To that end, the Browns had debated the idea of drafting North Carolina's Mitchell Trubisky first overall, ultimately opting for Garrett. Then they contemplated a dream scenario in which they could come away with both players: According to Brown, they contacted every team in the top 11 in the weeks leading up to the draft to gauge the possibility of moving up from 12, but when Trubisky went off the board earlier than expected (he went second, to the Bears, who moved up a spot by trading with the 49ers), that plan was scuttled.
Another quarterback Jackson liked, Texas Tech's Patrick Mahomes, was scooped up 10th overall by the Chiefs, following a trade with the Bills. And a third highly regarded passer, Clemson's Deshaun Watson, was there with the Browns on the clock at 12, but Brown elected instead to do the deal with the Texans, who took Watson with the pick.

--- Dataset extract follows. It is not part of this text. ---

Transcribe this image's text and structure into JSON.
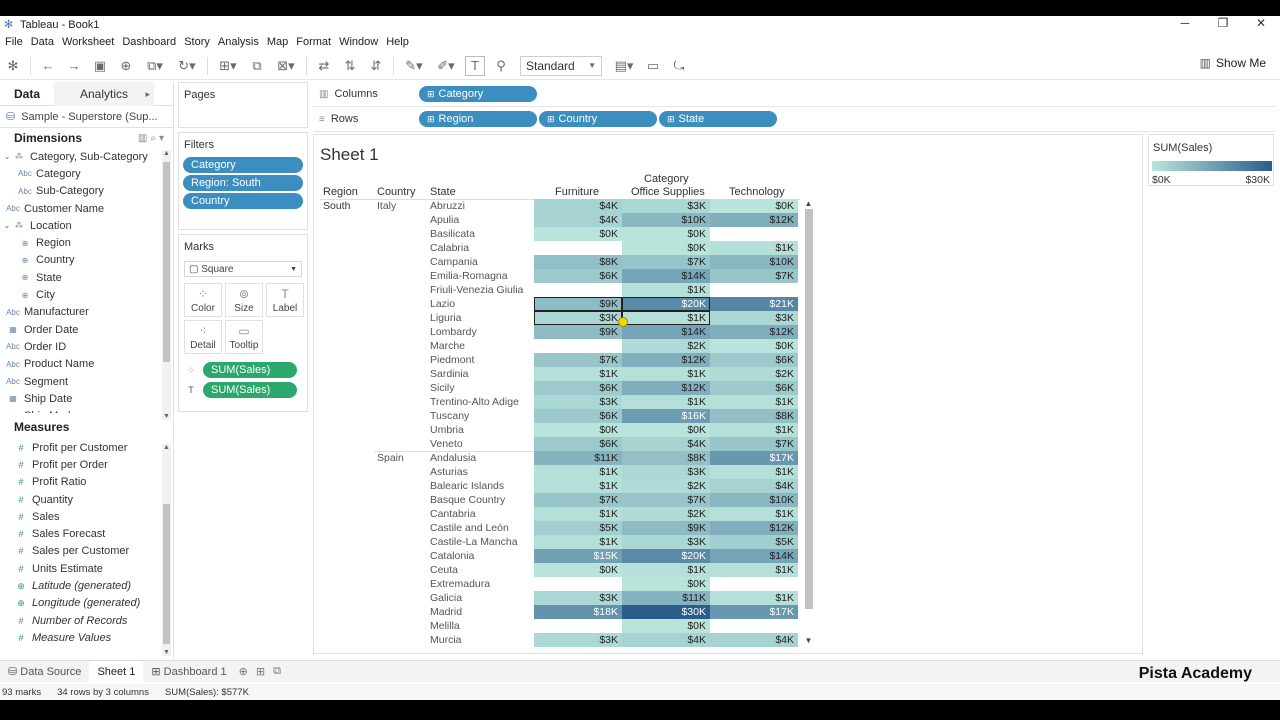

So Thursday ended with the Browns pondering a quarterback competition between Brock Osweiler, acquired in a March trade with the Texans following a disappointing season in Houston, and second-year holdovers Cody Kessler and Kevin Hogan. Their options for adding to that mix include targeting someone in the remainder of this draft, such as Cal's Davis Webb, Notre Dame's DeShone Kizer or Tennessee's Joshua Dobbs; signing a current free agent like Colin Kaepernick or Jay Cutler; or attempting to trade for a passer, with the Bengals' AJ McCarron and the Patriots' Jimmy Garoppolo among the possibilities.
In the meantime, Jackson put his head on the pillow early Friday morning content that the Browns had gotten better -- and landed a potential star in Garrett, whose ability to harass opposing quarterbacks could inject Cleveland's defense with some much-needed punch.
"We feel like Myles is special," Jackson said. "But we've got a long way to go."
In other words, Jackson hopes the Browns are on the move -- just like he was before Garrett came off the board.